▸ Work to be completed:
Go through the listing and copy each line that has the string "ISendMessageJob" in it.
##### Supplied entries
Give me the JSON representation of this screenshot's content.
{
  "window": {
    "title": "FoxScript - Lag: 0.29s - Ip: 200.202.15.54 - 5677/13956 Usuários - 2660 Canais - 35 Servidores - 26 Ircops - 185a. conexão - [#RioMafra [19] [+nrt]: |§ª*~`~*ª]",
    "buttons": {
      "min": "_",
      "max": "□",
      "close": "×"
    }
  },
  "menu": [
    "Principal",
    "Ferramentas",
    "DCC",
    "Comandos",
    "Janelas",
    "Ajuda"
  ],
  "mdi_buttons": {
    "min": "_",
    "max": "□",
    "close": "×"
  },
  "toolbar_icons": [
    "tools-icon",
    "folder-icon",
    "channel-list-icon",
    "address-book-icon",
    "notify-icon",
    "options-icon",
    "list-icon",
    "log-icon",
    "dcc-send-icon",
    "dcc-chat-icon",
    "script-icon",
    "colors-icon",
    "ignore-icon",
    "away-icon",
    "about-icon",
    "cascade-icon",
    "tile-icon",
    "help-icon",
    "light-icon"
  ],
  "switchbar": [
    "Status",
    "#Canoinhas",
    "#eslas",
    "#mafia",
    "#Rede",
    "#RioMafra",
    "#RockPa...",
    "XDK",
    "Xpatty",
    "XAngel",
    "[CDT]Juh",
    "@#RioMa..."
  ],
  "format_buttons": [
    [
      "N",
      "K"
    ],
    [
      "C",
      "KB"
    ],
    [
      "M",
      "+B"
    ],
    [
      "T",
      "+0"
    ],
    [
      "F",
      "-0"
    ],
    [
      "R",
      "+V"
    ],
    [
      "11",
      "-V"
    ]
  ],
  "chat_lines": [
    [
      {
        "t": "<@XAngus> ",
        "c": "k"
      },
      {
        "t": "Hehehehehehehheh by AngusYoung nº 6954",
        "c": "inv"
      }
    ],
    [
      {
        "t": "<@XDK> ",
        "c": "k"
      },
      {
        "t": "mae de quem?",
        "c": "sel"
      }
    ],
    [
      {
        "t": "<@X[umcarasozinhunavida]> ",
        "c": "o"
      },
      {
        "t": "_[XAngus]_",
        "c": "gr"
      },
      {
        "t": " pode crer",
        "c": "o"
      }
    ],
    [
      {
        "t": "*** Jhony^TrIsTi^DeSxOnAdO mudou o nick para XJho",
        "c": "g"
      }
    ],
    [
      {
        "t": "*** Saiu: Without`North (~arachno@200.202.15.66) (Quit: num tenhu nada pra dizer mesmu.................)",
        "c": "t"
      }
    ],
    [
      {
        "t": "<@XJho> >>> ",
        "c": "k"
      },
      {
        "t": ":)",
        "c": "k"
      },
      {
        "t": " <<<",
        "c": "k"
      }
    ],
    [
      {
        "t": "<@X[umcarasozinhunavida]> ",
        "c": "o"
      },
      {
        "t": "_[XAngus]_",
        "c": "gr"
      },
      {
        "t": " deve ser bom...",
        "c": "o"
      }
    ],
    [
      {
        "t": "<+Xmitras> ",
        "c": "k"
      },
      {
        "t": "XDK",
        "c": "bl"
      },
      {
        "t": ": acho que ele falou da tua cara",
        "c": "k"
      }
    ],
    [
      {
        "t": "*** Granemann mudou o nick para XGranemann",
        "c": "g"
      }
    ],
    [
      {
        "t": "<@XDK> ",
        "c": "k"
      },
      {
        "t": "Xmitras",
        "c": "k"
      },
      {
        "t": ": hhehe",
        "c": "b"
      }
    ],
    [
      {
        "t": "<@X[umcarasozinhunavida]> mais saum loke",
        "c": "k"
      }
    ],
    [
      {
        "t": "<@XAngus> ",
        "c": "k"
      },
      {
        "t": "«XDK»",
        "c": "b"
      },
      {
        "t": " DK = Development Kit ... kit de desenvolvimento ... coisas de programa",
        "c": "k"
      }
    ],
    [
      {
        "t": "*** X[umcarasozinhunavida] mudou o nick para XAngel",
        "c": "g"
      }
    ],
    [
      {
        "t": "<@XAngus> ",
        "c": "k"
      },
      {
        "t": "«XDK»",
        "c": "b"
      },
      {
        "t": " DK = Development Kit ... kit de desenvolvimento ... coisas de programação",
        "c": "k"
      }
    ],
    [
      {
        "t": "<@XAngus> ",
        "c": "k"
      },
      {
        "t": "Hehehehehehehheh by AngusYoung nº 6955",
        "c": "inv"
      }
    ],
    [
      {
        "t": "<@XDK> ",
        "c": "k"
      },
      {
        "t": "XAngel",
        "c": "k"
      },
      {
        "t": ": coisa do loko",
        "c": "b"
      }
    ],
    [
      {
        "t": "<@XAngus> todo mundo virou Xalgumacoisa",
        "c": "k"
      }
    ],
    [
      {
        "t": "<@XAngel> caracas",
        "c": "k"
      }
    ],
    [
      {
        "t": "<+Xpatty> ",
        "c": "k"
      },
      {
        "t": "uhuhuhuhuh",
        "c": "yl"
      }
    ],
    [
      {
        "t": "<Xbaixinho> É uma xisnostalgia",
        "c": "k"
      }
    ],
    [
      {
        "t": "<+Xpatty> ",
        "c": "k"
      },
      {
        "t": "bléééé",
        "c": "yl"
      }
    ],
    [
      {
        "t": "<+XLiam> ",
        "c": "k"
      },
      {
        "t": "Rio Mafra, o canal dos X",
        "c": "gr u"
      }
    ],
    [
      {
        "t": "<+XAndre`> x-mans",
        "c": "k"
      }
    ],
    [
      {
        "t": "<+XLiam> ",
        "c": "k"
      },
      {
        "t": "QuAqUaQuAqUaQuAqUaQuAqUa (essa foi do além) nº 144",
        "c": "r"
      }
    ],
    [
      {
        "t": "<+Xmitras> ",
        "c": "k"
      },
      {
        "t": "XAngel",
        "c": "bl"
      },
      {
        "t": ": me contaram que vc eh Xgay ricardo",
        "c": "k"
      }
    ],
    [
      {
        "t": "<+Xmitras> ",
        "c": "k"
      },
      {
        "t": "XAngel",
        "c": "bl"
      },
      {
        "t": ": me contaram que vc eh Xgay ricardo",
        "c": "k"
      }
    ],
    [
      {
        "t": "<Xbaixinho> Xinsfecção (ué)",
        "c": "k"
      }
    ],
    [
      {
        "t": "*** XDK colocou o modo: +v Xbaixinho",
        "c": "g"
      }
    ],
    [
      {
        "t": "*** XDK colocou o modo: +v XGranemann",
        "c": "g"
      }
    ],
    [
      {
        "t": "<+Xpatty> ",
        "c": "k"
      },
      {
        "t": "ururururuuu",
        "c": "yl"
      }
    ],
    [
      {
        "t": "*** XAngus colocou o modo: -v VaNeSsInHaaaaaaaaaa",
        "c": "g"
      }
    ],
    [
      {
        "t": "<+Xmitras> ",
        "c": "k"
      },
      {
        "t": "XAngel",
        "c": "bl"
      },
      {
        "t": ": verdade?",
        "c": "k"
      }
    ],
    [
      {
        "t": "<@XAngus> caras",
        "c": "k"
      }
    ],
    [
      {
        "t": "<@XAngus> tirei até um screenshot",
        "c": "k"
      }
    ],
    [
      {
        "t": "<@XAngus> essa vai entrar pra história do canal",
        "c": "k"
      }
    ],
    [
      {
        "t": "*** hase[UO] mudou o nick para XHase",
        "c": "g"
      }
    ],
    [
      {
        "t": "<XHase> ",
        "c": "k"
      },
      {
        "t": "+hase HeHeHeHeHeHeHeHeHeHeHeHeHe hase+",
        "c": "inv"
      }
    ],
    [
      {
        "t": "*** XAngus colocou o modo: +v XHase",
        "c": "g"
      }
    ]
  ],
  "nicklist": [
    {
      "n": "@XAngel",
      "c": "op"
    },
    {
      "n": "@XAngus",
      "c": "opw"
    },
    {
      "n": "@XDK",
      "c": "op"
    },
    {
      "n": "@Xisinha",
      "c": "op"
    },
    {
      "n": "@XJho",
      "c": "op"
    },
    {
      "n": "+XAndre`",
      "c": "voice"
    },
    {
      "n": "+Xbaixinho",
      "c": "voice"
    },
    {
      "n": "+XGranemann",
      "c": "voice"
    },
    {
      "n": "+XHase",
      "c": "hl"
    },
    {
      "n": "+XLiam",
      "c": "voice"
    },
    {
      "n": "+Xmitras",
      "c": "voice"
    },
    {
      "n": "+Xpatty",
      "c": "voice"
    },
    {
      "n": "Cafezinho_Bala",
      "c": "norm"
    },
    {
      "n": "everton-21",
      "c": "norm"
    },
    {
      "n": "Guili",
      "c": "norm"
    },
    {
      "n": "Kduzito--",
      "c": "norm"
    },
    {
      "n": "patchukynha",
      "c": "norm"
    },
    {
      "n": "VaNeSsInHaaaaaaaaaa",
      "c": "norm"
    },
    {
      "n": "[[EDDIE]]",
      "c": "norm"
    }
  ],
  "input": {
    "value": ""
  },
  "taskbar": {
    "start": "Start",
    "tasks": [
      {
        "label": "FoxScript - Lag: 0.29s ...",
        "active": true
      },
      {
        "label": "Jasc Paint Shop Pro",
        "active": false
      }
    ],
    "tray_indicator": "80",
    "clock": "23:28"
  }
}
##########
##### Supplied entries
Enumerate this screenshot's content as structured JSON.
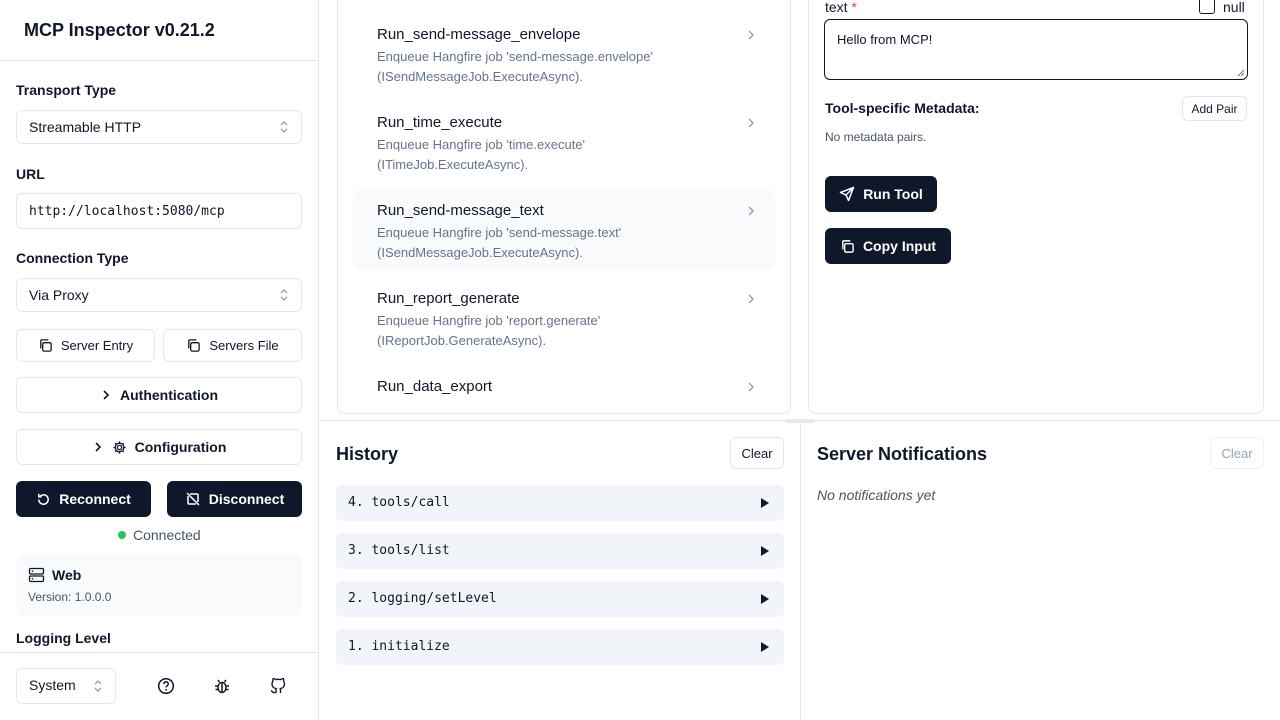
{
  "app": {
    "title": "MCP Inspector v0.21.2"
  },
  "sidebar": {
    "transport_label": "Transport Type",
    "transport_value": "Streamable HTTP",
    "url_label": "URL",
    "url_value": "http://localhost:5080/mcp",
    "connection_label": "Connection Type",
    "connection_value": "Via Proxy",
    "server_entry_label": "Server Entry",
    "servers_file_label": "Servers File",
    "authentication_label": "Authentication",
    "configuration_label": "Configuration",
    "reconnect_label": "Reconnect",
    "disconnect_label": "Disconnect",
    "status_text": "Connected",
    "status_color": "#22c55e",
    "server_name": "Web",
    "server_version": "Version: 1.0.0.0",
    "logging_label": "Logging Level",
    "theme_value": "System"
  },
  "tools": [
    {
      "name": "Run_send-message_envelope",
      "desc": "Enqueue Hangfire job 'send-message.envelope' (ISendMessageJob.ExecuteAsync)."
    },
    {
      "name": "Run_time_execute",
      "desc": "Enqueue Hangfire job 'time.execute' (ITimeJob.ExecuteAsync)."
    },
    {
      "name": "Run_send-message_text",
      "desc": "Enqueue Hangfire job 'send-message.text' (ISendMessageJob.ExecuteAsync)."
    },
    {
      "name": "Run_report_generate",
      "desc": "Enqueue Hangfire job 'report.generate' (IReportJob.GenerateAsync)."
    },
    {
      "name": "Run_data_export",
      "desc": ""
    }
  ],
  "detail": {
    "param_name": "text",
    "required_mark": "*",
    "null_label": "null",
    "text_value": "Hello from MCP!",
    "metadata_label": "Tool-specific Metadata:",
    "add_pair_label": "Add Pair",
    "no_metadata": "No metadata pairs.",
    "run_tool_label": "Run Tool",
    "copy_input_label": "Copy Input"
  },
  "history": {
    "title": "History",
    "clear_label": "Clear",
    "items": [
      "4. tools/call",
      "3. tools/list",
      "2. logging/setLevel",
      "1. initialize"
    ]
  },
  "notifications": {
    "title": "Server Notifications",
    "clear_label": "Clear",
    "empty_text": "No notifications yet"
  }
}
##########
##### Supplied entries
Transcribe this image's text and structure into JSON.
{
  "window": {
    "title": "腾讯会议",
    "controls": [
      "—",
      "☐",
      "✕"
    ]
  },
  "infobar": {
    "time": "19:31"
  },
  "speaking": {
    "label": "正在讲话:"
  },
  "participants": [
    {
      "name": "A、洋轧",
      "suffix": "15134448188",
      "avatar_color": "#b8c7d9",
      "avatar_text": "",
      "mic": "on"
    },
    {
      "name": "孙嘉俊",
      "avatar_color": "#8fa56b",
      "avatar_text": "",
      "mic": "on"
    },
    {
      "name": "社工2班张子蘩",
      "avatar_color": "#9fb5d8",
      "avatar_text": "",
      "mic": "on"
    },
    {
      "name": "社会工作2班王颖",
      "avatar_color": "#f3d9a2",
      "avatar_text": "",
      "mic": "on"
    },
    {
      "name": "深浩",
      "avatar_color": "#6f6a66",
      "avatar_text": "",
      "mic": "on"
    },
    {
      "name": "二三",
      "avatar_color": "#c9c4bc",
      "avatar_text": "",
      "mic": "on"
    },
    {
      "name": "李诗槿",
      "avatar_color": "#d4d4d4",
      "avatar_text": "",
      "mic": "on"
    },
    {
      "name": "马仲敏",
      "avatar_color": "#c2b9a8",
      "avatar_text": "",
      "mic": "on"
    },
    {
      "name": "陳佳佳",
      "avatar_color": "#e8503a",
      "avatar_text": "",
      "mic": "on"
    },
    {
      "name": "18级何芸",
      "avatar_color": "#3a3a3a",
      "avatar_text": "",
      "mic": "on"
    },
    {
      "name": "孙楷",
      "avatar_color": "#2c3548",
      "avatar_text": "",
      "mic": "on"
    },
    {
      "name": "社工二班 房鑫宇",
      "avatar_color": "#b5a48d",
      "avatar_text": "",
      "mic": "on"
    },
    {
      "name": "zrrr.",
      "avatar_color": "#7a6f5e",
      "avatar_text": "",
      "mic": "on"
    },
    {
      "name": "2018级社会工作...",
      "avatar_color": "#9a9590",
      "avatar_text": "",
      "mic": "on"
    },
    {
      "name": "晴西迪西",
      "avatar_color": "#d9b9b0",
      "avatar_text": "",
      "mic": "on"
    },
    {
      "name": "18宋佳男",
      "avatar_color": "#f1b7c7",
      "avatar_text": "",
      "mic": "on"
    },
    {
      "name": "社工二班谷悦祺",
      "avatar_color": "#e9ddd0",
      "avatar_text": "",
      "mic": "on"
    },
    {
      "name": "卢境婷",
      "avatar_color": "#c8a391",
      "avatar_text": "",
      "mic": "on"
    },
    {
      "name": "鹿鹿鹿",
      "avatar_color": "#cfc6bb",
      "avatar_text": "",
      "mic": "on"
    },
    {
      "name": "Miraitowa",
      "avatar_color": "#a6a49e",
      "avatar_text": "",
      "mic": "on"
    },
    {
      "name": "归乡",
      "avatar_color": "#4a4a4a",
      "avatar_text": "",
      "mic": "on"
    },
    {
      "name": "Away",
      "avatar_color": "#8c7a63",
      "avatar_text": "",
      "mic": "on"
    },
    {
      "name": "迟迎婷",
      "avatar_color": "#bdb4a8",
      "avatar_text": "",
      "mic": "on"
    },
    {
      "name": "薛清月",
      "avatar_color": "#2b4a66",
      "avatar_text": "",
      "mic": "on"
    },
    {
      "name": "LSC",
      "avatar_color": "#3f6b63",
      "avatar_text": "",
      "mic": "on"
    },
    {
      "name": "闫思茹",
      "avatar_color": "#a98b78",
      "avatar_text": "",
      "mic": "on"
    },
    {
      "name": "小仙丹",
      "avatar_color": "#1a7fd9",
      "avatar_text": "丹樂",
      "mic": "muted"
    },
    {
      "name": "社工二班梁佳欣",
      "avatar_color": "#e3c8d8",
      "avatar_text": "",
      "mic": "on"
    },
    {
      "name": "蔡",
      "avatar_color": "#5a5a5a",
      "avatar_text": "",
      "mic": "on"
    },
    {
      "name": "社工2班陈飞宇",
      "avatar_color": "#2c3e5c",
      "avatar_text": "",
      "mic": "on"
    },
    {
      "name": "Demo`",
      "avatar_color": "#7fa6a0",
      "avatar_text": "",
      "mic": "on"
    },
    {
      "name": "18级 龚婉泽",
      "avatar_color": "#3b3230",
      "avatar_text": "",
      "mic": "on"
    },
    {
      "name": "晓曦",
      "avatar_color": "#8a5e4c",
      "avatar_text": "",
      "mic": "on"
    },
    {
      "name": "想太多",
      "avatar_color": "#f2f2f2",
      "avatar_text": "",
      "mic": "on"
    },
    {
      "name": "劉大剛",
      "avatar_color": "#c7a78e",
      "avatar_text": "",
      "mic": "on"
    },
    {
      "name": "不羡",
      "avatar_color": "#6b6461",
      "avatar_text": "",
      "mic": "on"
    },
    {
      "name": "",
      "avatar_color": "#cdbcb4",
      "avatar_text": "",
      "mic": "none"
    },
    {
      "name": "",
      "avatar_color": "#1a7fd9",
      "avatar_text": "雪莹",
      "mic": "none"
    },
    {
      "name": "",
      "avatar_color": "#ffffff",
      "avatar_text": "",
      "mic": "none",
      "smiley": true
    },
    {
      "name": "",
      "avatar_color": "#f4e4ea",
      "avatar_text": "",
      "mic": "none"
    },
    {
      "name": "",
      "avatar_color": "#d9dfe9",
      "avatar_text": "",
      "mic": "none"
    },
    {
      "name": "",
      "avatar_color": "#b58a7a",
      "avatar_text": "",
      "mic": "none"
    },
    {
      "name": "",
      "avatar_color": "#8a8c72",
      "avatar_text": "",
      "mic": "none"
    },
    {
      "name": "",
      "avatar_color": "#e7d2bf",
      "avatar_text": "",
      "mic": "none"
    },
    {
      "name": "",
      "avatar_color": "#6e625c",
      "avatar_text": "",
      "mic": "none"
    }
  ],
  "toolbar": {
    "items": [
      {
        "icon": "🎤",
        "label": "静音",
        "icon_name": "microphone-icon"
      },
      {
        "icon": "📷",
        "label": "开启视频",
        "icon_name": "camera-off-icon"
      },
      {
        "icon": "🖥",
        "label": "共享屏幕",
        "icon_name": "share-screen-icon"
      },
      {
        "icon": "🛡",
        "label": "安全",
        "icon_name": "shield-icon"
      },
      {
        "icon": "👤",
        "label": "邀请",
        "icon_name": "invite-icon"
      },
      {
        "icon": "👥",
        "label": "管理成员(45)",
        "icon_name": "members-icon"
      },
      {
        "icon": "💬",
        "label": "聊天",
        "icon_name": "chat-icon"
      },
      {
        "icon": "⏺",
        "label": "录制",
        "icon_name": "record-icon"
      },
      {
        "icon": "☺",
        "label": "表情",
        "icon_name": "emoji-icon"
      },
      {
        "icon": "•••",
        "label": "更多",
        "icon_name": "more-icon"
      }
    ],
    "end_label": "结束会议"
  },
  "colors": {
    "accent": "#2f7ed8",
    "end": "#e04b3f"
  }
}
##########
▸ The answer:
      "desc": "Enqueue Hangfire job 'send-message.envelope' (ISendMessageJob.ExecuteAsync)."
      "desc": "Enqueue Hangfire job 'send-message.text' (ISendMessageJob.ExecuteAsync)."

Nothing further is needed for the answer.